In a container containing about 3 inches of vermiculite, perlite, or a 50:50 mix of potting soil and perlite, make a hole about the diameter of a pencil. Just regular potting soil also works well. Insert the pieces and secure the center around them. Make sure the container has drainage holes. Nothing likes wet toes, especially plants.
Place the container with the cuttings in a sealable plastic bag or under a glass cloche to reduce moisture loss but open it occasionally to allow fresh air.
Place the covered container in indirect light and keep out of the way. Within 4 to 8 weeks, the cutting will have developed roots and will be ready to be placed in potting medium. Gradually expose these new plants to more sunlight and slowly acclimatize them to their new environments.
When planting them in the landscape, remember that most sage plants do best in full sun, but they will still do in partial shade, just not as well. They want well-drained soil and are considered relatively drought tolerant. Give them a balanced, slow-release fertilizer every spring. When the flowers die, remove these spikes to encourage more blooms.
Look for seeds later in the year. They may be viable and may provide more plants, as long as the original plant is not a hybrid. Another reward from a hardworking manufacturer.
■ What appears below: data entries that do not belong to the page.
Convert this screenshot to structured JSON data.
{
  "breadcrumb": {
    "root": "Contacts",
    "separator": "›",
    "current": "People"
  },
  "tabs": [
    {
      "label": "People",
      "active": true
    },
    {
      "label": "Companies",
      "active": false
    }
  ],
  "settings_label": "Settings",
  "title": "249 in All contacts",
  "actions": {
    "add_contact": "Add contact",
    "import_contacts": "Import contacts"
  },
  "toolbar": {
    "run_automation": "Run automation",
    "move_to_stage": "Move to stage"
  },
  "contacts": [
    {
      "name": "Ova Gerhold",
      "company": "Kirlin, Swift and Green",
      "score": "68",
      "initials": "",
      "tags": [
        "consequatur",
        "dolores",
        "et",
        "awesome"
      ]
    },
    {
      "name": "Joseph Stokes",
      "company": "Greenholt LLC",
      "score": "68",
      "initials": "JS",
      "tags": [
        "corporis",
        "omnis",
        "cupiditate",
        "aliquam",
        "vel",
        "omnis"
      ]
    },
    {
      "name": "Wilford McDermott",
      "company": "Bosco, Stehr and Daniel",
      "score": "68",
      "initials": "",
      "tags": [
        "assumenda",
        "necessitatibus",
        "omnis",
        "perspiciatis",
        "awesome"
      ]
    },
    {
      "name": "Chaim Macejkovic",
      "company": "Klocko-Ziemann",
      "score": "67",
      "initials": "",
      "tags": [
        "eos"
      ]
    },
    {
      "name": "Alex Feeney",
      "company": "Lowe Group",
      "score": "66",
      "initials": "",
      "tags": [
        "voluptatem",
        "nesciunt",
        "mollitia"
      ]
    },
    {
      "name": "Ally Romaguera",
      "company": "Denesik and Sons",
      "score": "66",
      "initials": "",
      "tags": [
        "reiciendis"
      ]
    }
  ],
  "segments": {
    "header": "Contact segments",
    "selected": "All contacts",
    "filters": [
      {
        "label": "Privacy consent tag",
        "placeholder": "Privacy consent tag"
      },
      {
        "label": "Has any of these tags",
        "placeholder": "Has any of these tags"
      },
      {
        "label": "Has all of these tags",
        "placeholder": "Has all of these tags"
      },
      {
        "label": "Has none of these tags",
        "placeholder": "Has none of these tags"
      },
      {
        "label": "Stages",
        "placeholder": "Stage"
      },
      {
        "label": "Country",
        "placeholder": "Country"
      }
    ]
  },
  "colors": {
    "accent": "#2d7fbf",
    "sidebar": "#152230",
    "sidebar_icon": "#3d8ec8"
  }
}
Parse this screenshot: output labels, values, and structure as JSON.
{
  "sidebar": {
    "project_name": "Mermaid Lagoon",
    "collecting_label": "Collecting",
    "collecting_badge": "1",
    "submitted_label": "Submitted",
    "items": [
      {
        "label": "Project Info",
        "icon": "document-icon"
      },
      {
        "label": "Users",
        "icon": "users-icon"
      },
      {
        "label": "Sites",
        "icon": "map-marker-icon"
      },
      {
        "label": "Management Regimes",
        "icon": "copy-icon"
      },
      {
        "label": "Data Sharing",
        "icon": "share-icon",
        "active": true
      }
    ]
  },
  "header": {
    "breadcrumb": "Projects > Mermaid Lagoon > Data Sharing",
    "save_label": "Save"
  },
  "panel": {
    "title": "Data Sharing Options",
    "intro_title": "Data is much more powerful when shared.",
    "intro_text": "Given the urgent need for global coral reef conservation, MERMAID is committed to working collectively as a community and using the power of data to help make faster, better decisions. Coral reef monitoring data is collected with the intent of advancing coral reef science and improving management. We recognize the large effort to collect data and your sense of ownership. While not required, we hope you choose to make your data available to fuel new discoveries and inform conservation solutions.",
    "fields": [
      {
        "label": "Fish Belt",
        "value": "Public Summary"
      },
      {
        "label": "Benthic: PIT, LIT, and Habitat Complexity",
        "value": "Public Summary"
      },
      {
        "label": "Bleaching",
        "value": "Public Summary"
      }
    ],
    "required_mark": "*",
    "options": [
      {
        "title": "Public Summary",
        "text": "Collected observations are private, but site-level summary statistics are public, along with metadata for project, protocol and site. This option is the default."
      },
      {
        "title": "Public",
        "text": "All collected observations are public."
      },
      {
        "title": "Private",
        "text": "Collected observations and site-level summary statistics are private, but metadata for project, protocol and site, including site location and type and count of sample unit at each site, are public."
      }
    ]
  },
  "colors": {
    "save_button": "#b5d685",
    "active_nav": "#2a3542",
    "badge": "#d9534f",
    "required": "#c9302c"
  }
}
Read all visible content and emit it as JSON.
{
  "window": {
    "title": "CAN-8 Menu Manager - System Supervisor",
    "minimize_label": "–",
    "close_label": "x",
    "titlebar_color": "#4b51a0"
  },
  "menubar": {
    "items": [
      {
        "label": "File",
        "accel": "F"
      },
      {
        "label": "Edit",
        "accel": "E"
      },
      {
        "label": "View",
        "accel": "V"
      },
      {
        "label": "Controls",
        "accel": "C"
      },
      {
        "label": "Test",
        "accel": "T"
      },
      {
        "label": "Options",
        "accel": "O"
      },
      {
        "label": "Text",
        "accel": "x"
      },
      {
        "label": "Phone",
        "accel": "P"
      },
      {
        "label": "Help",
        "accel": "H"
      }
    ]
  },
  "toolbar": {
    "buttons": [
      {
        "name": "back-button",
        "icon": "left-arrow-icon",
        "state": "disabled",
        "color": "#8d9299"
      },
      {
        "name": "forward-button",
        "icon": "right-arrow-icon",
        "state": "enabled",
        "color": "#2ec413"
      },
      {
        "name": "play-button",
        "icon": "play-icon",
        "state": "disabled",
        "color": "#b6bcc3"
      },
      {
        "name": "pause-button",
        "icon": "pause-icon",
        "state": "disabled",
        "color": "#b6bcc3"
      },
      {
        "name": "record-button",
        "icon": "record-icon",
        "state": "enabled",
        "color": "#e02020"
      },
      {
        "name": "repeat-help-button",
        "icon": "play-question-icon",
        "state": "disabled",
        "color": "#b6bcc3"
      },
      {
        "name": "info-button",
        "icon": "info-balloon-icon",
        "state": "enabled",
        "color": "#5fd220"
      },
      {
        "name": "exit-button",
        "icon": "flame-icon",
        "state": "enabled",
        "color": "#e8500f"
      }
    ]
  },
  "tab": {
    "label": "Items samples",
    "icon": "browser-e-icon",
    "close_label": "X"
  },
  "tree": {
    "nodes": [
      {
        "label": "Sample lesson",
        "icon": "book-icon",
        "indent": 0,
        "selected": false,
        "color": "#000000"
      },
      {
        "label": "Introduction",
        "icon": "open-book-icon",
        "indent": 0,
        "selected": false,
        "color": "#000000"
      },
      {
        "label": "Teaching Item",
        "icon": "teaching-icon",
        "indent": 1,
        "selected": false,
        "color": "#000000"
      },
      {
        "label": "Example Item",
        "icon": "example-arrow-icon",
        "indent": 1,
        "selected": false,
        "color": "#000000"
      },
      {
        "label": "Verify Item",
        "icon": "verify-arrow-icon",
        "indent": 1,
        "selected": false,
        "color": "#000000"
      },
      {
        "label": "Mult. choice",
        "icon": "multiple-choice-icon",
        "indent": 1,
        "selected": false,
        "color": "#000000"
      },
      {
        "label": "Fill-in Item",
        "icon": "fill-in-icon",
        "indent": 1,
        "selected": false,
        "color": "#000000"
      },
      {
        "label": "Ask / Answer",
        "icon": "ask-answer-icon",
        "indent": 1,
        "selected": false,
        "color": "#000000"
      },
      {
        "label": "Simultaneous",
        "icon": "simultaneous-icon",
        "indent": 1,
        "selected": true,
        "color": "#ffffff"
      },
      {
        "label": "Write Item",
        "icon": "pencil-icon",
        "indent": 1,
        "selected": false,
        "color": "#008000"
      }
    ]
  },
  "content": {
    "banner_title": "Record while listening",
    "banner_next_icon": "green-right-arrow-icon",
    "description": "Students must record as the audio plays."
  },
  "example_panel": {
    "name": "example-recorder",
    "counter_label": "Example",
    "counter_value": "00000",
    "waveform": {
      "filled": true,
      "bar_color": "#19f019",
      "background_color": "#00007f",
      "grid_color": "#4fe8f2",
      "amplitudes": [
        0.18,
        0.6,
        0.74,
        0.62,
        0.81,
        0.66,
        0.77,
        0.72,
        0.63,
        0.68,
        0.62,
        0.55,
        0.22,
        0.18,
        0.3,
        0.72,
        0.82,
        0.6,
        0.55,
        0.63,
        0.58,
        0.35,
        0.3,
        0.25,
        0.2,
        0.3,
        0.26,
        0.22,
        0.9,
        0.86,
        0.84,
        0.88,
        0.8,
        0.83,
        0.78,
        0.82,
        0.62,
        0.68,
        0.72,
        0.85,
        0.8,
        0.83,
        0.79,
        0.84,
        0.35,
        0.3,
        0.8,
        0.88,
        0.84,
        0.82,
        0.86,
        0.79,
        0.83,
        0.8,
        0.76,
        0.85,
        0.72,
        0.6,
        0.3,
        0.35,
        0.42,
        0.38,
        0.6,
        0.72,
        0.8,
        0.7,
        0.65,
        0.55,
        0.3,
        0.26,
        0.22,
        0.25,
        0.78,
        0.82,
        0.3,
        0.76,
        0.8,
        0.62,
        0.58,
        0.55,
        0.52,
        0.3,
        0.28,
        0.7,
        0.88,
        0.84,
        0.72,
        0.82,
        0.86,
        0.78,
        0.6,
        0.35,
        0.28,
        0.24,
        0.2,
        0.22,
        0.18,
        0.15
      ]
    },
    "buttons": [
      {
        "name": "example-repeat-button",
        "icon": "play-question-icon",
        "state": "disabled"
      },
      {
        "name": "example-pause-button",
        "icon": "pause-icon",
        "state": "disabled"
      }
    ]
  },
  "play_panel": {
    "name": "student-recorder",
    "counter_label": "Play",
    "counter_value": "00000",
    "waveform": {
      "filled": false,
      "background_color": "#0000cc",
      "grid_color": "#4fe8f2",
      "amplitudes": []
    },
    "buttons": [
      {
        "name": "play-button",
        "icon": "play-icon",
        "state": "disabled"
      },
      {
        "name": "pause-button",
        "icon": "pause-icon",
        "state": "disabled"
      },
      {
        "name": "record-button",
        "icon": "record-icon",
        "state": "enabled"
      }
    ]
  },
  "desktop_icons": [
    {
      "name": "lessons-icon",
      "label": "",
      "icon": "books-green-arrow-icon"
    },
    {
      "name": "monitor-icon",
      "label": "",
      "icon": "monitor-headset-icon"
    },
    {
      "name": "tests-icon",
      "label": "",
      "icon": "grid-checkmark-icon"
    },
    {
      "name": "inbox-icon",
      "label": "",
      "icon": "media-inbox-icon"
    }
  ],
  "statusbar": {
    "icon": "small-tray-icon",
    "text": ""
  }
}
I was recently in California, where artichokes are served in almost every restaurant. This was fine for me because artichokes are one of my favorite food groups. Since I’ve seen a lot of the plants we routinely grow here, I wonder if we can grow artichokes in Florida. I’m ready to try it.
Although Florida shares a lot of flowers and fruits with California, artichokes aren’t one of them yet.
What we consume is the unopened flower bud of a thistle-like plant. It is not well adapted to the Florida climate because our warm subtropical climate causes the buds to open before they reach marketable size. This early flowering destroys the edible parts of the bud.
Until now, almost all of the country’s artichokes are grown near or along the California coast, where the climate is cool and temperate. Castroville, California is known as the artichoke capital of the world.
Historically, artichokes originated in southern Europe, where they have been cultivated since Roman times, and were brought to California by Spanish explorers. Much later, in the Colonial era, Thomas Jefferson grew artichokes in his extensive gardens at his Monticello plantation in 1767, and found ways to combat cold winters.
But don’t despair if you’ll never enjoy home-grown artichokes. Intrepid Assistant Professor of Horticultural Sciences at the University of Florida, Shinsuke Ajihara, has your back. Since 2015, Ajhara has been working to make delicious artichokes a viable alternative crop for the Sunshine State.
Why? Because small farmers in Florida are looking for alternative crops that are attractive to consumers and profitable for themselves. A single plant can produce many flower heads, which can sell for up to $5 per artichoke. Obviously, this will be beneficial to the farmer who can supply this market.
However, while waiting for more progress from UF, if you want to give artichokes a grow turn, look no further than the seeds of the ‘Green Globe’ variety. Since seeds are known to be “genetically diverse” and do not always produce plants that are identical to the type, planting parts of an old artichoke stem or root shoots is a better idea. It is plausible that our local nurseries do not offer these things. But a quick online search turned up several vendors, each of which also offered growing tips.
Someone even suggested the option of growing artichokes in containers. I love containers for trying out plants I know nothing about. You can move them around until you find the right spot for a particular plant. Mostly, I like the fact that there is no long-term commitment. It’s just another potted plant, after all. So what do you have to lose?
The University of Florida publication “Artichoke-Globe” (http://edis.ifas.ufl.edu/pdffiles/MV/MV01100.pdf) is a good starting point for potential growers. Although written for commercial growers and much more detailed than a homeowner might want, Virginia Cooperative Extension’s “Specialty Crop Profile: Globe Artichoke” is another excellent resource for anyone eager to start their own artichoke garden ( https://pubs.ext .vt.edu/content/dam/pubs_ext_vt_edu/438/438-108/438-108_pdf.pdf).
Paula Weatherby is a horticulturist with the Duval County Extension Service and the University of Florida/IFAS. For gardening questions, call the Duval County Extension office at (904) 255-7450 from 9 a.m. to noon and 12:30 to 3:30 p.m. and request a master gardener.